Only the lines from the one with "Decode this image" to the end of the data below should be given again, exactly, with both ends included and pictures omitted.
•••
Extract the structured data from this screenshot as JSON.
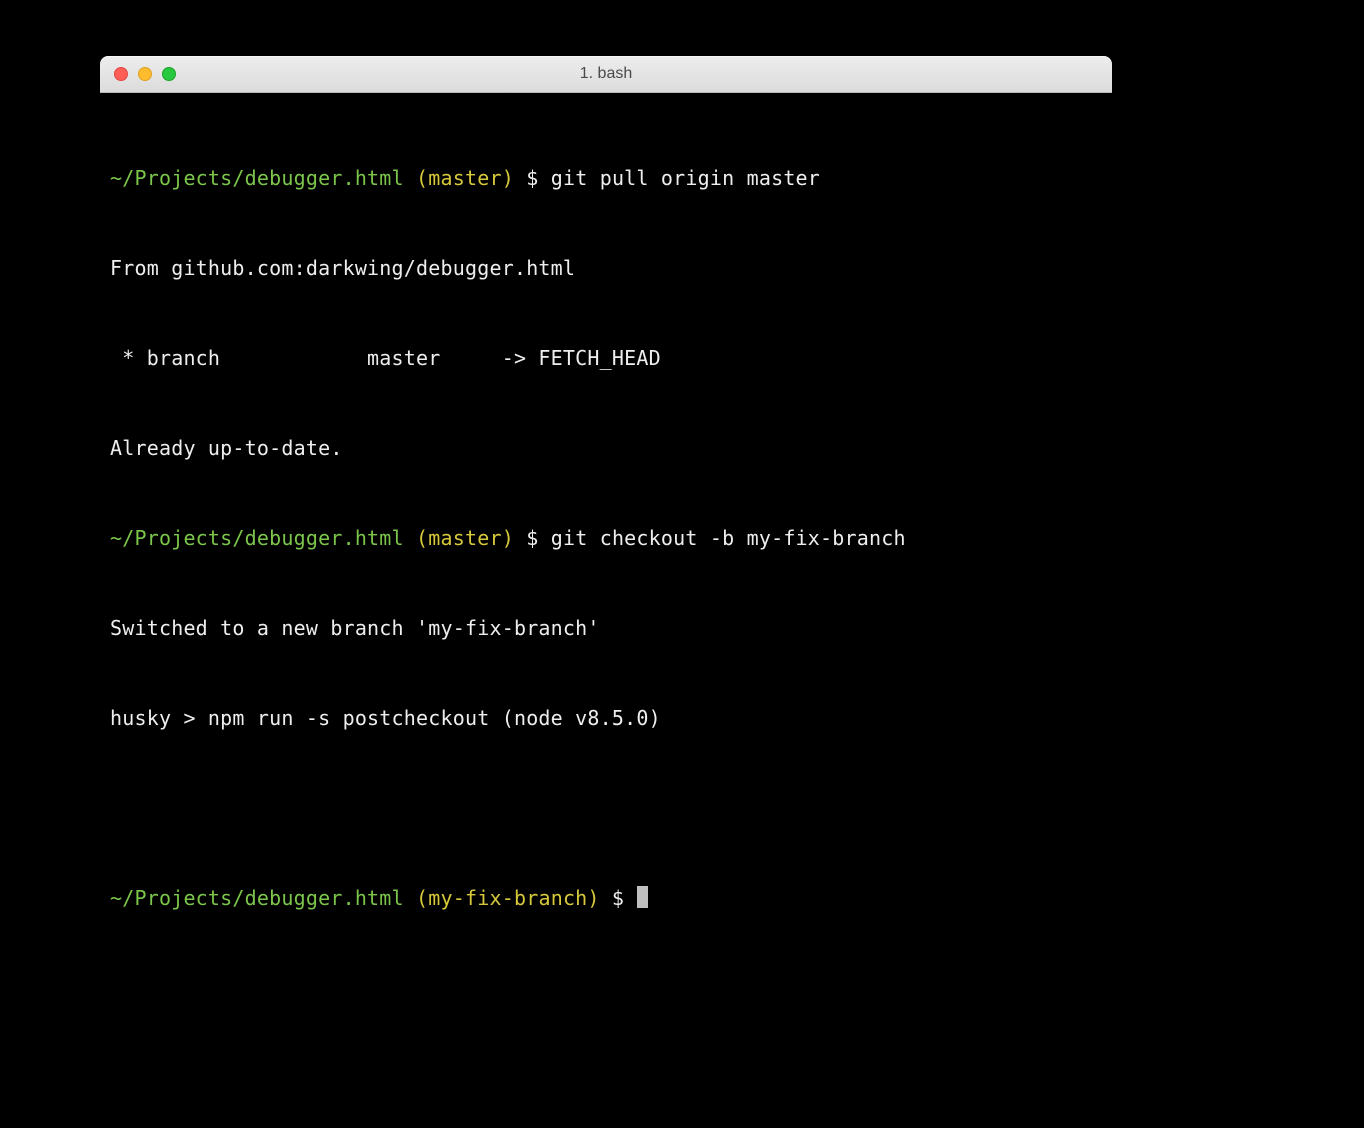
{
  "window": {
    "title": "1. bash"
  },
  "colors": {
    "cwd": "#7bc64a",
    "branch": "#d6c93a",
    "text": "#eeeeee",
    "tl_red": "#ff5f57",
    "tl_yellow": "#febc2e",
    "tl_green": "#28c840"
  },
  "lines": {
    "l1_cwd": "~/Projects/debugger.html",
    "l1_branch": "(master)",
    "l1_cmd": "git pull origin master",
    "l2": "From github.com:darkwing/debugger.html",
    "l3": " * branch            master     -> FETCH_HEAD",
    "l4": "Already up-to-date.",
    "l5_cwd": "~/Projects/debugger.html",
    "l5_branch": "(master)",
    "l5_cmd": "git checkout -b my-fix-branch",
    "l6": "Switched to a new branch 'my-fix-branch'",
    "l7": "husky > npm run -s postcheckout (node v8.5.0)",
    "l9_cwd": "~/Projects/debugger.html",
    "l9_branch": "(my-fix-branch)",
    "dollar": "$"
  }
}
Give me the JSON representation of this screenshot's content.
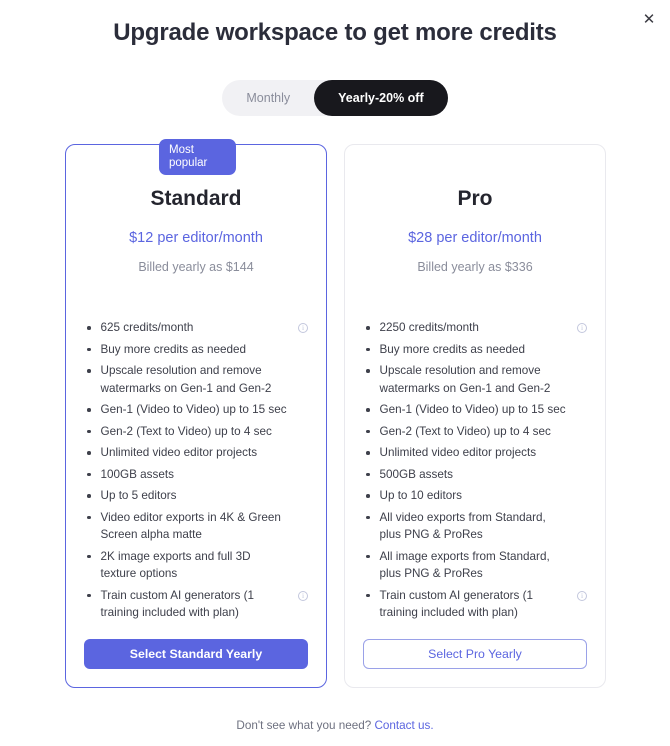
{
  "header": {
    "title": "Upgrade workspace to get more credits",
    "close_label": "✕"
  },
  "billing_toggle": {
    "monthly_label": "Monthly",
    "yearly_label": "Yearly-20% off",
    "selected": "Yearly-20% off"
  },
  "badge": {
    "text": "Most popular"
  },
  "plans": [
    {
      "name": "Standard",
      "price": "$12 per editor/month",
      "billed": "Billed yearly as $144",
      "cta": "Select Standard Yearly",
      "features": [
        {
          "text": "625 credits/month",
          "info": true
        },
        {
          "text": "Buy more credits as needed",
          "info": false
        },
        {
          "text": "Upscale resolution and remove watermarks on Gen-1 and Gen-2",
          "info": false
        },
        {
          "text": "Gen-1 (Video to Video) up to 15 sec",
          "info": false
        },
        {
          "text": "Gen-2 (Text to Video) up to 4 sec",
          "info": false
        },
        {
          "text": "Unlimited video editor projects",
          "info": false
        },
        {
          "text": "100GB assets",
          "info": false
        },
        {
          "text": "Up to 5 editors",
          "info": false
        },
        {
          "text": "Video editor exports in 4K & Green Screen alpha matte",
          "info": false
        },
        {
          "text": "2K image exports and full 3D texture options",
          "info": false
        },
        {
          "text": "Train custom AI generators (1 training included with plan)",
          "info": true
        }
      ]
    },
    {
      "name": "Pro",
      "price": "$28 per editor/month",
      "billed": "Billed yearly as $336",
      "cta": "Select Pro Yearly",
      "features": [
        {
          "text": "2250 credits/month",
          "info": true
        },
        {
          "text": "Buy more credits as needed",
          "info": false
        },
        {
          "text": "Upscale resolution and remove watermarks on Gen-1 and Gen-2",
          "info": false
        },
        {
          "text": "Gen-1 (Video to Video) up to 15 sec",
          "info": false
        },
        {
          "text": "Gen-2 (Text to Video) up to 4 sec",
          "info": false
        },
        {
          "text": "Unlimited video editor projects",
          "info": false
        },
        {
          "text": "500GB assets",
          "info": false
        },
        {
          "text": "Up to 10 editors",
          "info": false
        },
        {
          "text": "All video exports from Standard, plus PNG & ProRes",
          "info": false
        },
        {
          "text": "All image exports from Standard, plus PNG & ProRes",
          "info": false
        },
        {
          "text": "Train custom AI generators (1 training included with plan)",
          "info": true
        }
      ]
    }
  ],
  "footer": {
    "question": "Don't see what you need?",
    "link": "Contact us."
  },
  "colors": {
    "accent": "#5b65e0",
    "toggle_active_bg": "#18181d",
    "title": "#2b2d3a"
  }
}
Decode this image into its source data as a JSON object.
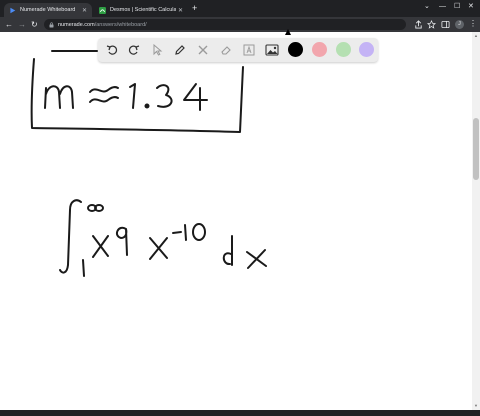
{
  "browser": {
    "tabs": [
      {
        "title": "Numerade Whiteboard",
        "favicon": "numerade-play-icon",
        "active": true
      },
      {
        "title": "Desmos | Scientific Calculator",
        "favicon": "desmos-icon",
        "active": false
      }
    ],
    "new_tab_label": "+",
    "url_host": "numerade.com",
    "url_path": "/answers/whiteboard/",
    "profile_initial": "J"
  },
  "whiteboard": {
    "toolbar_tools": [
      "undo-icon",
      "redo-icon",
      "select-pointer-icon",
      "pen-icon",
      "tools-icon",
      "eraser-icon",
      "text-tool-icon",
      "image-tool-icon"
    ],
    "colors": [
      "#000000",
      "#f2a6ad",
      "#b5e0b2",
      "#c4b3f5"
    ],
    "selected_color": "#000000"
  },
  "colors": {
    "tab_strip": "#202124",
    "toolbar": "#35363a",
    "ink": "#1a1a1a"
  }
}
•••
RESPONSE BOX =
Decode this image into its source data as a JSON object.
{
  "browser": {
    "tabs": [
      {
        "title": "Numerade Whiteboard",
        "favicon": "numerade-play-icon",
        "active": true
      },
      {
        "title": "Desmos | Scientific Calculator",
        "favicon": "desmos-icon",
        "active": false
      }
    ],
    "new_tab_label": "+",
    "url_host": "numerade.com",
    "url_path": "/answers/whiteboard/",
    "profile_initial": "J"
  },
  "whiteboard": {
    "toolbar_tools": [
      "undo-icon",
      "redo-icon",
      "select-pointer-icon",
      "pen-icon",
      "tools-icon",
      "eraser-icon",
      "text-tool-icon",
      "image-tool-icon"
    ],
    "colors": [
      "#000000",
      "#f2a6ad",
      "#b5e0b2",
      "#c4b3f5"
    ],
    "selected_color": "#000000"
  },
  "colors": {
    "tab_strip": "#202124",
    "toolbar": "#35363a",
    "ink": "#1a1a1a"
  }
}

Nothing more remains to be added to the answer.